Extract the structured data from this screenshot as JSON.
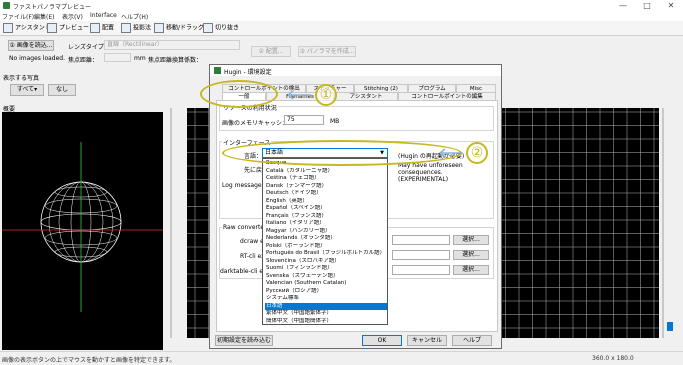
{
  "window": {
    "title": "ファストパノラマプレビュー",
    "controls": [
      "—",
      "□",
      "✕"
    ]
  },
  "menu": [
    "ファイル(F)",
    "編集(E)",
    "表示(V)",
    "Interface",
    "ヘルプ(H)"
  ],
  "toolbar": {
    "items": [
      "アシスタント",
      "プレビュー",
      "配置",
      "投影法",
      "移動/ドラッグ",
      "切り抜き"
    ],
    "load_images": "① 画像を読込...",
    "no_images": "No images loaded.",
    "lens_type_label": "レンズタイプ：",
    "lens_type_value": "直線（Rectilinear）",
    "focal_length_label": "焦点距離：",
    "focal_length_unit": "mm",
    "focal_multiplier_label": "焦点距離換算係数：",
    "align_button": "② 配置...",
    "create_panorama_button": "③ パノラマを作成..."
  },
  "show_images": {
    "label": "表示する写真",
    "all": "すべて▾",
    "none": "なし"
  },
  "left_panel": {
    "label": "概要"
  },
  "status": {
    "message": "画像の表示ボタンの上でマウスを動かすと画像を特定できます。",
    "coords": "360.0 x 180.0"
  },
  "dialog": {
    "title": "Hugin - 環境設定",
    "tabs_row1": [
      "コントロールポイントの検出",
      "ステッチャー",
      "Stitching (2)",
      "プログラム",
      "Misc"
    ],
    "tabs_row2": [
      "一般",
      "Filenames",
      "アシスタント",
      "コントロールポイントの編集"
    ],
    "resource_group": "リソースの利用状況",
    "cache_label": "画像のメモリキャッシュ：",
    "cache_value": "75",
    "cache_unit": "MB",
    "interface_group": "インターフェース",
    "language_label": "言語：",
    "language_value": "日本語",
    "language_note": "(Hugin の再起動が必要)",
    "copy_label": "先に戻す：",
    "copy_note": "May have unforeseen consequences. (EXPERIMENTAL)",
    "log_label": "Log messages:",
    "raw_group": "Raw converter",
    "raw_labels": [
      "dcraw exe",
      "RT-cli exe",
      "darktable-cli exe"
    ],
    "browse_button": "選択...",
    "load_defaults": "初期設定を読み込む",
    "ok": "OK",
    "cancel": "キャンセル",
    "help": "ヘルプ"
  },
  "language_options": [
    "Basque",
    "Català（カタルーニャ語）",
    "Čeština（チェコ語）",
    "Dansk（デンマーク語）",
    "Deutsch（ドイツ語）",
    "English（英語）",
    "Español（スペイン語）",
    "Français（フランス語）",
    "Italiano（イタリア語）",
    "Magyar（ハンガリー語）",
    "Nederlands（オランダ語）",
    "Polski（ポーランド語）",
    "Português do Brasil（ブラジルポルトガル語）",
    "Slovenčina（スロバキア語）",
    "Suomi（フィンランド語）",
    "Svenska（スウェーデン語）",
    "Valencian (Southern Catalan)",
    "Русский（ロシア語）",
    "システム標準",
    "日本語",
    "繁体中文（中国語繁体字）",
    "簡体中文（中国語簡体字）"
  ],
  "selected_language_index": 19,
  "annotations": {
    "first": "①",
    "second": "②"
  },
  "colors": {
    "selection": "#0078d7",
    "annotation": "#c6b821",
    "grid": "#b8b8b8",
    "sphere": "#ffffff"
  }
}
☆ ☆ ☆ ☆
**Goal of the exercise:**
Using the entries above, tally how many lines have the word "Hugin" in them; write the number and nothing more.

**Written solution:**
2